To the suspension was then added, under stirring, in a nitrogen atmosphere and at a constant temperature of about 35° to 40° C., an aqueous solution containing 7.64 g (0.0357 mol) of sodium periodate.
The reaction was carried out in the dark for 24 hours. At the end of the reaction, the carboxymethyl-cellulose was filtered, suspended in about 2,000 g of water and this suspension was then additioned with 11.57 g of bromine in water, by means of a dripper.
The mixture was then allowed to rest for 8 hours, after which it was concentrated under vacuum. Methanol was added in order to render the polycarboxymethyl-cellulose thus obtained more readily filterable. After filtering, the whole was dried in an oven at 70° C.
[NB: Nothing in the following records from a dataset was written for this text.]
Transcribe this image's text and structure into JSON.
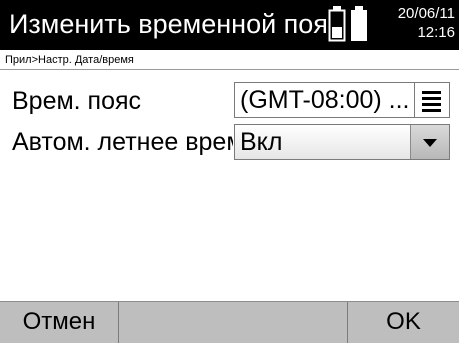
{
  "header": {
    "title": "Изменить временной пояс",
    "date": "20/06/11",
    "time": "12:16",
    "battery_icons": [
      "battery-half-icon",
      "battery-full-icon"
    ]
  },
  "breadcrumb": "Прил>Настр. Дата/время",
  "fields": {
    "timezone": {
      "label": "Врем. пояс",
      "value": "(GMT-08:00) ...",
      "menu_icon": "list-menu-icon"
    },
    "dst": {
      "label": "Автом. летнее время",
      "value": "Вкл",
      "arrow_icon": "chevron-down-icon"
    }
  },
  "softkeys": {
    "left": "Отмен",
    "right": "OK"
  },
  "colors": {
    "title_bg": "#000000",
    "footer_bg": "#bebebe"
  }
}
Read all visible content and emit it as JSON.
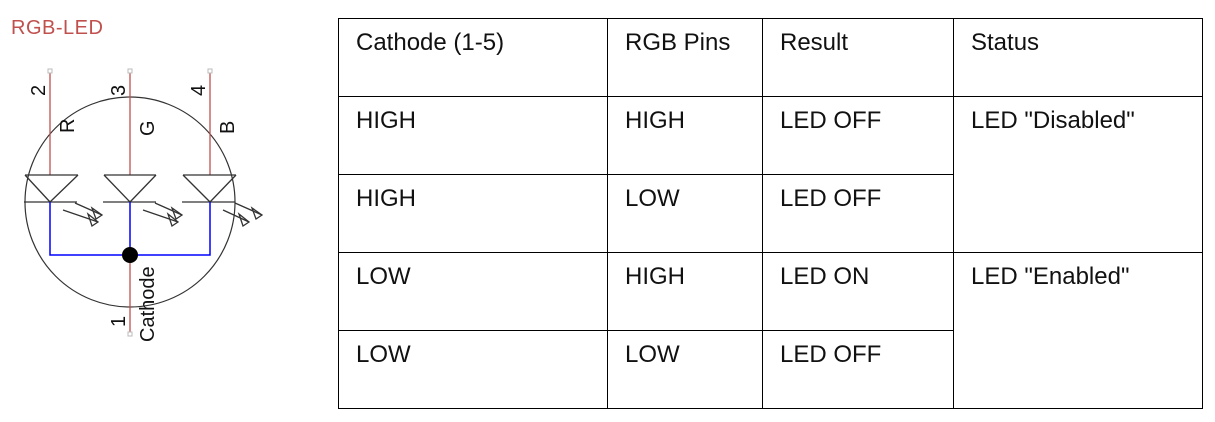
{
  "schematic": {
    "title": "RGB-LED",
    "pins": [
      {
        "number": "2",
        "label": "R"
      },
      {
        "number": "3",
        "label": "G"
      },
      {
        "number": "4",
        "label": "B"
      },
      {
        "number": "1",
        "label": "Cathode"
      }
    ],
    "colors": {
      "anode_wire": "#c0504d",
      "cathode_wire": "#0000ff",
      "title": "#c0504d"
    }
  },
  "table": {
    "headers": [
      "Cathode (1-5)",
      "RGB Pins",
      "Result",
      "Status"
    ],
    "rows": [
      [
        "HIGH",
        "HIGH",
        "LED OFF"
      ],
      [
        "HIGH",
        "LOW",
        "LED OFF"
      ],
      [
        "LOW",
        "HIGH",
        "LED ON"
      ],
      [
        "LOW",
        "LOW",
        "LED OFF"
      ]
    ],
    "status": [
      "LED \"Disabled\"",
      "LED \"Enabled\""
    ]
  }
}
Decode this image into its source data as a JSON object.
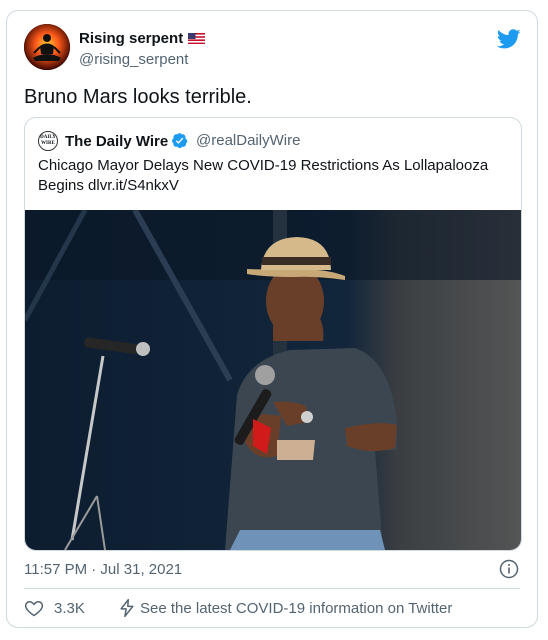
{
  "tweet": {
    "display_name": "Rising serpent",
    "handle": "@rising_serpent",
    "text": "Bruno Mars looks terrible.",
    "timestamp": "11:57 PM · Jul 31, 2021",
    "likes": "3.3K",
    "covid_link": "See the latest COVID-19 information on Twitter"
  },
  "quote": {
    "avatar_text_line1": "DAILY",
    "avatar_text_line2": "WIRE",
    "name": "The Daily Wire",
    "handle": "@realDailyWire",
    "text": "Chicago Mayor Delays New COVID-19 Restrictions As Lollapalooza Begins dlvr.it/S4nkxV"
  },
  "colors": {
    "twitter_blue": "#1d9bf0",
    "secondary_text": "#536471",
    "border": "#cfd9de"
  }
}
The pure polycarboxymethyl-cellulose thus obtained showed the following characteristics:
VRA=8412 ml/100 g of product
VRS=2732 ml/100 g of product
Example 1 was repeated except that the oxidation under nitrogen atmosphere was carried out with tetraacetate-lead and bromine water. More particularly, 500 g of cross-linked carboxymethyl-cellulose were dispersed in 4,000 g of water and were then additioned with a solution containing 14.77 g (0.0333 mol) of tetraacetate-lead, maintaining the temperature between 35° and 40° C.
After 24 hours, the carboxymethyl-cellulose was filtered, suspended in about 2,000 g of water and finally treated with 10.65 g of bromine in water.
The pure polycarboxymethyl-cellulose thus obtained, separated and dried as in Example 1, had the following characteristics:
VRA=9200 ml/100 g of product
VRS=2800 ml/100 g of product
Into a 50 lt reactor, from which all the air had been removed by means of nitrogen, there were introduced 4,000 g of cellulose fibers containing 5% by weight of water, and 8,000 g of azeotropic isopropanol alcohol (water content=13%).
To the suspension there were rapidly added, under stirring, 4,100 g of aqueous sodium hydroxide at 50.6% b.w. and the suspension was then allowed to mercerize for 30 minutes at a temperature of between 20° and 30° C.
Then there were added very slowly, and over a period of 40 minutes, 2,685 g of monochloroacetic acid dissolved in 672 g of water and 2,700 g of azeotropic isopropyl alcohol. The suspension was heated up to 80° C. for 40 minutes so as to form the hydrosoluble carboxymethyl-cellulose with a substitution degree equal to 0.8.
After removal of the isopropyl alcohol by means of distillation, the hydrosoluble carboxymethyl-cellulose was heated up to 95° C., and this temperature was then maintained for 60 minutes. The product, separated by filtering, repeatedly washed with aqueous methanol and then with anhydrous methanol, then dried at 80° C., showed the following characteristics:
VRA=2400 ml/100 g of product
VRS=1260 ml/100 g of product
The pure product, after treatment with 300 g of aqueous H2 O2 at 10% b.w. concentration, at 45° C. for 50 minutes, showed the following characteristics:
VRA=10,000 ml/100 g of product
VRS=3218 ml/100 g of the product
If the treatment time is increased to 120 minutes, the product obtained shows the following characteristics:
VRA=12,000 ml/100 g of the product
VRS=6,600 ml/100 g of the product
Example 3 was repeated except that 4,000 g of cellulose were treated with the quantities of isopropanol, of sodium hydroxide at 50% b.w. concentration, of monochloroacetic acid at 80% b.w. concentration, of hydrogen peroxide at 58% b.w. concentration, and for period of time reported in the following Table.
TABLE__________________________________________________________________________ Mono-Iso- chloro- Oxida-pro- acetic tion Solu-panol NaOH acid in H2 O2 time bilityg g g g minutes VRA VRS pH %__________________________________________________________________________10,000 4,494 4,006 100 120 7,340 2,880 5.5 29.188,000 4,100 3,358 100 90 13,000 4,417 5.8 39.038,000 4,100 3,358 100 75 12,930 3,723 5.83 33.768,000 4,100 3,358 100 45 11,970 2,534 5.92 28.5410,000 3,753 3,395 100 120 12,776 2,547 5.59 28.12__________________________________________________________________________
Due to their peculiar and distinguishing characteristics, the cellulosic products of this invention are particularly suitable for use in sanitary towels or napkins, bandages, tampons, and the like.